For example, Crafts says, CAGE work can be expected to transcend the usual purview of traditional economists as it delves into the aspects of institutions design that are conducive to economic development. CAGE research intends to emphasise to a degree that is unusual among economists the importance of political constraints on growth and what economists call “path dependence.” The term is sometimes explained by the phrase “history matters” because it refers to the tendency of certain customs and practices to live on, though their practical usefulness may have long since died.

CAGE also intends to depart from orthodoxy in looking at “poverty traps” by emphasising the interaction between physical and psychological aspects of poverty, examining, for example, both the circumstances that plague impoverished communities as well as the crippled aspirations and motivations that can plague impoverished individuals.

CAGE also has a vital mission in helping to shape the next generation of economic research. It will serve as a centre for what the ESRC terms “capacity-building” – training individuals, particularly younger researchers, in its methodologies and techniques. In this capacity, the centre expects to begin work with three postdoctoral fellows and three PhD students in the autumn.

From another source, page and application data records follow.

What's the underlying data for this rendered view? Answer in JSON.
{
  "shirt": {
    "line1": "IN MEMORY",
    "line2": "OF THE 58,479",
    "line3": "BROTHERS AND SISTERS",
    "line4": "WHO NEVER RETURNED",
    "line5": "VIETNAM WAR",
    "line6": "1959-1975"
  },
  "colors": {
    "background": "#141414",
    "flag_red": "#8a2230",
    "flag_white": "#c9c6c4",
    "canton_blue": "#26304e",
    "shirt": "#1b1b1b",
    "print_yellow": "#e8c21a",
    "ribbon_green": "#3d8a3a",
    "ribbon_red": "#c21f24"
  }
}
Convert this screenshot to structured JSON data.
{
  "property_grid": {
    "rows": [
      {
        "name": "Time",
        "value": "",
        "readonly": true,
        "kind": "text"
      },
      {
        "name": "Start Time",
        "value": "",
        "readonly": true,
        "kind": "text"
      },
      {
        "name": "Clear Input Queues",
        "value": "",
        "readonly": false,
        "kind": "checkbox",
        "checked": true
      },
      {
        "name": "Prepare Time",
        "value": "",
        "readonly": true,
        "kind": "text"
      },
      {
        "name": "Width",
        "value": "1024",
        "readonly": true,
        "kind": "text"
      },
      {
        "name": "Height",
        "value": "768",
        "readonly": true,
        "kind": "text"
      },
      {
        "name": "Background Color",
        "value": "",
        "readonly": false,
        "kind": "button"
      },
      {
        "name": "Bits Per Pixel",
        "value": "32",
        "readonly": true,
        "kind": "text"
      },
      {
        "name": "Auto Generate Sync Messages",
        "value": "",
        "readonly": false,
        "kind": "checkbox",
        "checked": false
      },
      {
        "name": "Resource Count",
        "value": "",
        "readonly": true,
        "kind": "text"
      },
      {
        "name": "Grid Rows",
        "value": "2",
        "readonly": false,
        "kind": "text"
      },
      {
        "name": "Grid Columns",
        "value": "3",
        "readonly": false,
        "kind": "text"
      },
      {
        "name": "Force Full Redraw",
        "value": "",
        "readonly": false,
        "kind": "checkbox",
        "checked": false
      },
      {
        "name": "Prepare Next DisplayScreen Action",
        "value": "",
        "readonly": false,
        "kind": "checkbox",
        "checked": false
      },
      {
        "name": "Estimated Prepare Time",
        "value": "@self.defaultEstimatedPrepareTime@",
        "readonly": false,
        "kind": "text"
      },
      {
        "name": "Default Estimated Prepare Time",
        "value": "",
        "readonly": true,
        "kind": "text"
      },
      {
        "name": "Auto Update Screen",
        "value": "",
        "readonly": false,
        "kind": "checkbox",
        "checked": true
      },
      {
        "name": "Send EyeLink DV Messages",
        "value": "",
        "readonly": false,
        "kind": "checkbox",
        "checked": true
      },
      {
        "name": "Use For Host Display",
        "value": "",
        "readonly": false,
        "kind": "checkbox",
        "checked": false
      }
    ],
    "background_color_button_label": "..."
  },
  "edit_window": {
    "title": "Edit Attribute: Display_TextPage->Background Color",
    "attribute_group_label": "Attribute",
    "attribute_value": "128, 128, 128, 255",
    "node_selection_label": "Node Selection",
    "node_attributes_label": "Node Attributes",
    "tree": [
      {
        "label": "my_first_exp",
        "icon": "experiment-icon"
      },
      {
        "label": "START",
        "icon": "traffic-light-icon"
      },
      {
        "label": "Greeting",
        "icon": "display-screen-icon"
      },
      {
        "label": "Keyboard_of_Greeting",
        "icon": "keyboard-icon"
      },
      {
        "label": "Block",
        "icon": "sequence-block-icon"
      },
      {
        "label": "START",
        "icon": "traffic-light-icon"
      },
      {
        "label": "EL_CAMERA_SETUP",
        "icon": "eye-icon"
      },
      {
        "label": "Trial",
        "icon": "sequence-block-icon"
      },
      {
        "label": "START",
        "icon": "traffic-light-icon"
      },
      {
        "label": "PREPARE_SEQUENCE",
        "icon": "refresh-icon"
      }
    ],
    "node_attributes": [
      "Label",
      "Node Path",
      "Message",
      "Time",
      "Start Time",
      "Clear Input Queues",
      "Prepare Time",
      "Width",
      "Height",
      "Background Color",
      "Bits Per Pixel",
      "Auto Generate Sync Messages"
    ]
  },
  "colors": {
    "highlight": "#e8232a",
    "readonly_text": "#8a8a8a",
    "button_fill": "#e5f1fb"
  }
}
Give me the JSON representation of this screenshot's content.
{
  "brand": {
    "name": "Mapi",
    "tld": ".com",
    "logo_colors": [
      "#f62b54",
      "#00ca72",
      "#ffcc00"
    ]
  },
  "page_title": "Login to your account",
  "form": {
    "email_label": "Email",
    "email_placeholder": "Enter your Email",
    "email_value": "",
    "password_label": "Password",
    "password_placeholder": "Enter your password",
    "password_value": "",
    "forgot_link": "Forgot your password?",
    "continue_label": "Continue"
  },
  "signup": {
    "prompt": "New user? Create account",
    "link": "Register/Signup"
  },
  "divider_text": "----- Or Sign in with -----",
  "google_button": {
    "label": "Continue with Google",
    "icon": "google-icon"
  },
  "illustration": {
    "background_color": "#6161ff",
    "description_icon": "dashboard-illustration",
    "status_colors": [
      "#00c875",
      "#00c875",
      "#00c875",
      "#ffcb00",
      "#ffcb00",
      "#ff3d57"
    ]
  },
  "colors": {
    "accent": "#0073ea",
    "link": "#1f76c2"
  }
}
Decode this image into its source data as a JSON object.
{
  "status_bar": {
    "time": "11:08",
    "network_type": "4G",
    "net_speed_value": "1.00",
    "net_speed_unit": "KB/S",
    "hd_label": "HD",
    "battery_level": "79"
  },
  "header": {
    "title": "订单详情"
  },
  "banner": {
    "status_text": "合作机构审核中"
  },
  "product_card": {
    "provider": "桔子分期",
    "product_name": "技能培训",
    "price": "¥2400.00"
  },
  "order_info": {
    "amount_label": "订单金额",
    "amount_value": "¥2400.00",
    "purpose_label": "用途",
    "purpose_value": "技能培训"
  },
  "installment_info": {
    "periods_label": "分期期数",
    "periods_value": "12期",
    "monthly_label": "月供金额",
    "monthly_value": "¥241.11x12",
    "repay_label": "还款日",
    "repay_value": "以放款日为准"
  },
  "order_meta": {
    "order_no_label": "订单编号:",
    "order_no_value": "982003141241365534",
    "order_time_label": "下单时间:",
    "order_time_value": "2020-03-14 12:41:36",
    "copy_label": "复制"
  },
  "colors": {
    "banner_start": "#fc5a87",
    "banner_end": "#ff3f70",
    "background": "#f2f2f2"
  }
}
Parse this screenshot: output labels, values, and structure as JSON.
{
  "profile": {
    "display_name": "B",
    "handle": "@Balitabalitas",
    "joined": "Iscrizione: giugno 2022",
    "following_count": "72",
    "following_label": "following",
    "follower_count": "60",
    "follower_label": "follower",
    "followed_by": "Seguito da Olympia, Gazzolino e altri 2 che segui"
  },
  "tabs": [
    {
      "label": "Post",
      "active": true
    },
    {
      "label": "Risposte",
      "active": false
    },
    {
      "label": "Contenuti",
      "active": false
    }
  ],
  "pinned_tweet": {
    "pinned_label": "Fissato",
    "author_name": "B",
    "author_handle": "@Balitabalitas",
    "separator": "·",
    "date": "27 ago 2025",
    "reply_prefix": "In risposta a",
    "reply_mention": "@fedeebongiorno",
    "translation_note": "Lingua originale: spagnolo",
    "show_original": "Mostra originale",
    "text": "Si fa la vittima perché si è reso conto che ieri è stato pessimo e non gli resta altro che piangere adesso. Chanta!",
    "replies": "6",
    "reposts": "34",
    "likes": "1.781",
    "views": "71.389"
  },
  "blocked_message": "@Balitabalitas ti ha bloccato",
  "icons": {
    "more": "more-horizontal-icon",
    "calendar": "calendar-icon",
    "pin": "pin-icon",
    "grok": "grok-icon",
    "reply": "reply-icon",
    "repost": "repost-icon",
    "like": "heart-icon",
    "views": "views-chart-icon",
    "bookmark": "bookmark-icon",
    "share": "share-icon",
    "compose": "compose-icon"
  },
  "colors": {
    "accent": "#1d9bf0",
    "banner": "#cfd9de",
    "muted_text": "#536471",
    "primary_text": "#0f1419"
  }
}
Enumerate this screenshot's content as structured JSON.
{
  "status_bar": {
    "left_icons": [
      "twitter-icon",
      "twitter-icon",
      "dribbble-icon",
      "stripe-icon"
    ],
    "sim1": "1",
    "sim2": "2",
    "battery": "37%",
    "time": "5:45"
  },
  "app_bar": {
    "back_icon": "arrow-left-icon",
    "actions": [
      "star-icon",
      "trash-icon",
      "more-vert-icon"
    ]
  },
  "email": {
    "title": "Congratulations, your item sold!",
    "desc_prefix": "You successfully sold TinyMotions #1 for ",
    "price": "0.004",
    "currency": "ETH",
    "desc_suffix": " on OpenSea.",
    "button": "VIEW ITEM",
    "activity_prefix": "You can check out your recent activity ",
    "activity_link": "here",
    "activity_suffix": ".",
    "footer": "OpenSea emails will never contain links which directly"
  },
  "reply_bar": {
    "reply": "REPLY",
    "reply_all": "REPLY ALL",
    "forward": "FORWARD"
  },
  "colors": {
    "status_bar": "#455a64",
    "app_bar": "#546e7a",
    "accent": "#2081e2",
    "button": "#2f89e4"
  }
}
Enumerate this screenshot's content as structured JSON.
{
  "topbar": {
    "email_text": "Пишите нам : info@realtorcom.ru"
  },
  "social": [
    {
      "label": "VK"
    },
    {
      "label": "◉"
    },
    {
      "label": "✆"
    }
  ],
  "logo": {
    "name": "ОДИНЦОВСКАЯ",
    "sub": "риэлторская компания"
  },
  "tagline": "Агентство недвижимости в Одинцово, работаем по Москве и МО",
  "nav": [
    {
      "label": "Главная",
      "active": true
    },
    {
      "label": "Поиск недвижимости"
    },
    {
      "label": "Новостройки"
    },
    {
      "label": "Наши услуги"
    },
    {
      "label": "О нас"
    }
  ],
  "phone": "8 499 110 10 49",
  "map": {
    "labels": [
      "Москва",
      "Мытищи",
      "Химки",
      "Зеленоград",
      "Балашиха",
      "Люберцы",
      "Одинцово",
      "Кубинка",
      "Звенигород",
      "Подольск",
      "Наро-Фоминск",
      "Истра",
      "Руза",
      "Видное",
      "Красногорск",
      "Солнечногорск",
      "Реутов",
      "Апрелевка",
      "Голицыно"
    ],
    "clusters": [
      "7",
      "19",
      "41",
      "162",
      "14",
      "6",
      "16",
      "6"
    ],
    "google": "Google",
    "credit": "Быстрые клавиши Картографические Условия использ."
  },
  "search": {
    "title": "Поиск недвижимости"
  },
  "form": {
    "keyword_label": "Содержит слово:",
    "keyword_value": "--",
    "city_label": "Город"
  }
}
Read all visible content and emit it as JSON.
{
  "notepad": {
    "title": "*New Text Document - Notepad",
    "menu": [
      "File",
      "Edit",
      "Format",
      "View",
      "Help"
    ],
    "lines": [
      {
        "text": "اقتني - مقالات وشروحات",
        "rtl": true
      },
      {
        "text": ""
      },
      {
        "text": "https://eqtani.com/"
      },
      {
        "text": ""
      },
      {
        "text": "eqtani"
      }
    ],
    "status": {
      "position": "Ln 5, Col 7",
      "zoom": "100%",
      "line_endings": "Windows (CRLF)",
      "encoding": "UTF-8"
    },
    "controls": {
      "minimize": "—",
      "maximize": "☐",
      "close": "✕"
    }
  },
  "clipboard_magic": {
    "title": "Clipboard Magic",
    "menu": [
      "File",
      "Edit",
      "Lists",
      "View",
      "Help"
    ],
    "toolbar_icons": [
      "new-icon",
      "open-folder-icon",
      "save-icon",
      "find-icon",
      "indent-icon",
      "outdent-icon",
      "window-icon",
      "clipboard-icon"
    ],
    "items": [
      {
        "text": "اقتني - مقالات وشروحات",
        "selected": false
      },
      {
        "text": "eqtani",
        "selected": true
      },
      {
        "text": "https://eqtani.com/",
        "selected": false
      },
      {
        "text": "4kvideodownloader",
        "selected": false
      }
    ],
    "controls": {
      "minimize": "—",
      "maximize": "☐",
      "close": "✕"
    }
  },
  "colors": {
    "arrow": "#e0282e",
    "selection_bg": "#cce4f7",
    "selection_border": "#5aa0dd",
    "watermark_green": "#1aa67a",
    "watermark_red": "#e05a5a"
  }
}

In addition, the centre will run summer schools to offer training in methods to graduate students from around the world. The first of these summer sessions is scheduled for July 2010. Professor Christopher Woodruff and Dr Anandi Mani will lead this first summer school seminar on “Field Experiments in Development Economics.”

While a key priority for CAGE is to produce high-quality research that will be published in top academic outlets, its reach will extend far beyond traditional academic circles. A major objective of the centre is to insure that this academic research also has practical impact in helping policy-makers as they confront profound economic turbulence and its attendant human needs.

CAGE intends to use innovative research techniques to examine the key factors that lead to competitive advantage in times of change

CAGE will aim to produce findings that are of interest and value to public policy-makers as they grapple with political, economic, and social realities. To this end, CAGE will undertake unprecedented steps to facilitate outreach to key players in policy-making circles to ensure that they are aware of key research findings and that they can receive assistance in seeking ways to implement the most promising practices.

CAGE researchers intend to publish both articles in the top-tier refereed academic journals and in a series of policy briefing reports accessible to the lay reader. The centre will organise academic conferences as well as host meetings and workshops for audiences drawn largely from the policy-making community and the media.

To this end, CAGE has entered into a formal partnership with Chatham House in London, the home of the Royal Institute of International Affairs. CAGE’s efforts to reach a broader audience will benefit considerably from the extensive network and expertise provided by Chatham House, whose membership includes people with an interest in international affairs in many walks of life – politics, government, business, non-profit organisations, and the media among them.

On 2 June 2010, CAGE will officially mark its inception by introducing its research agenda and its key researchers to a gathering of guests from a broad spectrum of academics and policy-makers.

Debraj Ray, the Julius Silver Professor of Economics and Director of Graduate Studies in Economics at New York University, will deliver the event’s keynote speech on “The Future of Development Economics.” Ray’s research interests include income and wealth distribution, as well as collective action and group formation. His work in development economics has been praised for its elegant combination of theoretical reasoning and empirical circumstances, such as institutional limitations and possibilities.

CAGE will disseminate Ray’s keynote speech through a podcast, available through the CAGE website: